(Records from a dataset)
=== Begin Enclosure ===
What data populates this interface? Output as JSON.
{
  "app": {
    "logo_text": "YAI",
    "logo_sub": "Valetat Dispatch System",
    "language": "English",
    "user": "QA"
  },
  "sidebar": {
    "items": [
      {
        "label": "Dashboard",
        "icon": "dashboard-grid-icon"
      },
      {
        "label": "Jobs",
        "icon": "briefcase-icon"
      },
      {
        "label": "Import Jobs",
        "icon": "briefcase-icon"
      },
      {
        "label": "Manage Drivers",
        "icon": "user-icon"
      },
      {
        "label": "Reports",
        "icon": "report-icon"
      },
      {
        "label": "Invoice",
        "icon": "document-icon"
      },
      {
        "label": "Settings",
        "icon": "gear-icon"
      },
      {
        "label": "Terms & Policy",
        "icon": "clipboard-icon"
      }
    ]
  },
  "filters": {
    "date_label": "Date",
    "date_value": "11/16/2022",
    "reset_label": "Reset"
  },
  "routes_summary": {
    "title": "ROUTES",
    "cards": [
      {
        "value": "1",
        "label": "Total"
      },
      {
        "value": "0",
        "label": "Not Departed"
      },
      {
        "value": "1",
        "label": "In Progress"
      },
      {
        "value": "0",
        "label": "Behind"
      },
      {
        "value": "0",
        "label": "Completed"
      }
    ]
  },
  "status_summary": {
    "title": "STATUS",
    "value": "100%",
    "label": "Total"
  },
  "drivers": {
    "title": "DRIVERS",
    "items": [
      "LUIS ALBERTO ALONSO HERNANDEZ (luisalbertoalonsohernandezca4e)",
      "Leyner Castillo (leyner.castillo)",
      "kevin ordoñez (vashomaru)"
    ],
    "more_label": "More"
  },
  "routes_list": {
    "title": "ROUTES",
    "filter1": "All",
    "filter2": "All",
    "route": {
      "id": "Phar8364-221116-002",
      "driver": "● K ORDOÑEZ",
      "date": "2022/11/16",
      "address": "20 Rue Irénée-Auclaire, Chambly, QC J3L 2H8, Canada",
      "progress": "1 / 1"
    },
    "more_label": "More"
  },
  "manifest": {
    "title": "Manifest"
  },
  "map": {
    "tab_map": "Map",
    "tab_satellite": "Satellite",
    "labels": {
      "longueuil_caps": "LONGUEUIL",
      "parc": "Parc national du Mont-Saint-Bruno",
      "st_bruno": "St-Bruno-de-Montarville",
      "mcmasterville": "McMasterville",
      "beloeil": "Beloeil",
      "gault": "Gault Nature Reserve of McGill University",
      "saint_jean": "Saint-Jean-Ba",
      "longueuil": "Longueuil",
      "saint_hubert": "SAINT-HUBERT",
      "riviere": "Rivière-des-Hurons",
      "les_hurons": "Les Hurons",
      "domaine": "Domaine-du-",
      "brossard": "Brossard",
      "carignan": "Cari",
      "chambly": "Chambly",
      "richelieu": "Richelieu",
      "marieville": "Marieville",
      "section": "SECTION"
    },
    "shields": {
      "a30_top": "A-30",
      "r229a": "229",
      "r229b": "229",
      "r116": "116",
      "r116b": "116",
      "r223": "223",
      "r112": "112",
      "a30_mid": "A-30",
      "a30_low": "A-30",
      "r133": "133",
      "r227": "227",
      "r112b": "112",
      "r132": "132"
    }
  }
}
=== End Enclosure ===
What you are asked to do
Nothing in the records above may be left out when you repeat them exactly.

Output of the task
What data populates this interface? Output as JSON.
{
  "app": {
    "logo_text": "YAI",
    "logo_sub": "Valetat Dispatch System",
    "language": "English",
    "user": "QA"
  },
  "sidebar": {
    "items": [
      {
        "label": "Dashboard",
        "icon": "dashboard-grid-icon"
      },
      {
        "label": "Jobs",
        "icon": "briefcase-icon"
      },
      {
        "label": "Import Jobs",
        "icon": "briefcase-icon"
      },
      {
        "label": "Manage Drivers",
        "icon": "user-icon"
      },
      {
        "label": "Reports",
        "icon": "report-icon"
      },
      {
        "label": "Invoice",
        "icon": "document-icon"
      },
      {
        "label": "Settings",
        "icon": "gear-icon"
      },
      {
        "label": "Terms & Policy",
        "icon": "clipboard-icon"
      }
    ]
  },
  "filters": {
    "date_label": "Date",
    "date_value": "11/16/2022",
    "reset_label": "Reset"
  },
  "routes_summary": {
    "title": "ROUTES",
    "cards": [
      {
        "value": "1",
        "label": "Total"
      },
      {
        "value": "0",
        "label": "Not Departed"
      },
      {
        "value": "1",
        "label": "In Progress"
      },
      {
        "value": "0",
        "label": "Behind"
      },
      {
        "value": "0",
        "label": "Completed"
      }
    ]
  },
  "status_summary": {
    "title": "STATUS",
    "value": "100%",
    "label": "Total"
  },
  "drivers": {
    "title": "DRIVERS",
    "items": [
      "LUIS ALBERTO ALONSO HERNANDEZ (luisalbertoalonsohernandezca4e)",
      "Leyner Castillo (leyner.castillo)",
      "kevin ordoñez (vashomaru)"
    ],
    "more_label": "More"
  },
  "routes_list": {
    "title": "ROUTES",
    "filter1": "All",
    "filter2": "All",
    "route": {
      "id": "Phar8364-221116-002",
      "driver": "● K ORDOÑEZ",
      "date": "2022/11/16",
      "address": "20 Rue Irénée-Auclaire, Chambly, QC J3L 2H8, Canada",
      "progress": "1 / 1"
    },
    "more_label": "More"
  },
  "manifest": {
    "title": "Manifest"
  },
  "map": {
    "tab_map": "Map",
    "tab_satellite": "Satellite",
    "labels": {
      "longueuil_caps": "LONGUEUIL",
      "parc": "Parc national du Mont-Saint-Bruno",
      "st_bruno": "St-Bruno-de-Montarville",
      "mcmasterville": "McMasterville",
      "beloeil": "Beloeil",
      "gault": "Gault Nature Reserve of McGill University",
      "saint_jean": "Saint-Jean-Ba",
      "longueuil": "Longueuil",
      "saint_hubert": "SAINT-HUBERT",
      "riviere": "Rivière-des-Hurons",
      "les_hurons": "Les Hurons",
      "domaine": "Domaine-du-",
      "brossard": "Brossard",
      "carignan": "Cari",
      "chambly": "Chambly",
      "richelieu": "Richelieu",
      "marieville": "Marieville",
      "section": "SECTION"
    },
    "shields": {
      "a30_top": "A-30",
      "r229a": "229",
      "r229b": "229",
      "r116": "116",
      "r116b": "116",
      "r223": "223",
      "r112": "112",
      "a30_mid": "A-30",
      "a30_low": "A-30",
      "r133": "133",
      "r227": "227",
      "r112b": "112",
      "r132": "132"
    }
  }
}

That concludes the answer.